Professor Karim Nader explains that different brain regions are responsible for different types of memory.
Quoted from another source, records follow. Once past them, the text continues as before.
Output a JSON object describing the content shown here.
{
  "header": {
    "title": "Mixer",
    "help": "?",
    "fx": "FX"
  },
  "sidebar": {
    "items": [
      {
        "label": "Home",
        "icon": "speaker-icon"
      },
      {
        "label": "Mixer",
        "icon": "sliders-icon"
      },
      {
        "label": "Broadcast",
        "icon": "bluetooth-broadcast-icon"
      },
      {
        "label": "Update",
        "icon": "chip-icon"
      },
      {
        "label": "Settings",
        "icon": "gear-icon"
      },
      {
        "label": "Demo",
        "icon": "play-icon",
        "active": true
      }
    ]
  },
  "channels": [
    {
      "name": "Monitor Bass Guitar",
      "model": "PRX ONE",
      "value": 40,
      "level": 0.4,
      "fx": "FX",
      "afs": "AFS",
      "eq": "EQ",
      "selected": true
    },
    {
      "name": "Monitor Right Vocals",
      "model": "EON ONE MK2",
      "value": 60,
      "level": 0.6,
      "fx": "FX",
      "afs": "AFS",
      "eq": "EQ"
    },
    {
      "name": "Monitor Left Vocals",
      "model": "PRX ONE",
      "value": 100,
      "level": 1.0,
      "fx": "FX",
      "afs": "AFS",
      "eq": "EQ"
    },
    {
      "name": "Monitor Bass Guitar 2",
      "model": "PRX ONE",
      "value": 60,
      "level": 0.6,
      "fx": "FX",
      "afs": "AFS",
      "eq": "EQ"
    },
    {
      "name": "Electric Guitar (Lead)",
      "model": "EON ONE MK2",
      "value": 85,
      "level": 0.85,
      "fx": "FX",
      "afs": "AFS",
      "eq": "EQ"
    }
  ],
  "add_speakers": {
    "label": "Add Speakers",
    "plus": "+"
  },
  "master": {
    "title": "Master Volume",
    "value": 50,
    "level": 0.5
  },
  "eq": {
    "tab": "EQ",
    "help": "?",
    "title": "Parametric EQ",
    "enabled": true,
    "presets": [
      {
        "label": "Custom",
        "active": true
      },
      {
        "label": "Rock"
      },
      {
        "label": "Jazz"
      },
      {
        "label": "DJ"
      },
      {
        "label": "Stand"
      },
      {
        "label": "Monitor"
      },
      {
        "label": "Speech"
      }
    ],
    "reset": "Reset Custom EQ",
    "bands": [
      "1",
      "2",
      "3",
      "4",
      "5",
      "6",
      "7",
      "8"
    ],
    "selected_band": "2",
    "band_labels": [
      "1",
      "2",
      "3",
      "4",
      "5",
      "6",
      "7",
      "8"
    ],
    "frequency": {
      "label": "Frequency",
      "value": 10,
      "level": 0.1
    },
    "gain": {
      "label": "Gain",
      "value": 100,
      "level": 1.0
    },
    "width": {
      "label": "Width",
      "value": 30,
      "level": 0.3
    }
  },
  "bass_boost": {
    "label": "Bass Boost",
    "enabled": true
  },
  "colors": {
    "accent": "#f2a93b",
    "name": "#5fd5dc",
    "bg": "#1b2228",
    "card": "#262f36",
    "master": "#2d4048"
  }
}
The hippocampus mediates conscious memory.
Professor Karim Nader discusses a theory known as reconsolidation, which posits that when a memory is re-activated, it is subsequently re-stored.
Professor Karim Nader explains that consolidation is a theory of memory that attributes memory formation to changes in synaptic strength and efficiency.
Professor Karim Nader explains that long-term memories are traditionally thought of as being fixed in the brain.
Professor Karim Nader explains that short-term memories are more sensitive to disruption than long-term memories.
Professor Karim Nader explains that fear learning, which is mediated by the amygdala, is different from other forms of learning.
Researchers are using neuroimaging to look at what happens in the whole brain during sleep.
Temple Grandin, author of 'Thinking in Pictures and Other Reports From My Life With Autism' compares her brain to a visual web browser.
New research showing how memories take shape may lead to better treatments for unwanted memories as well.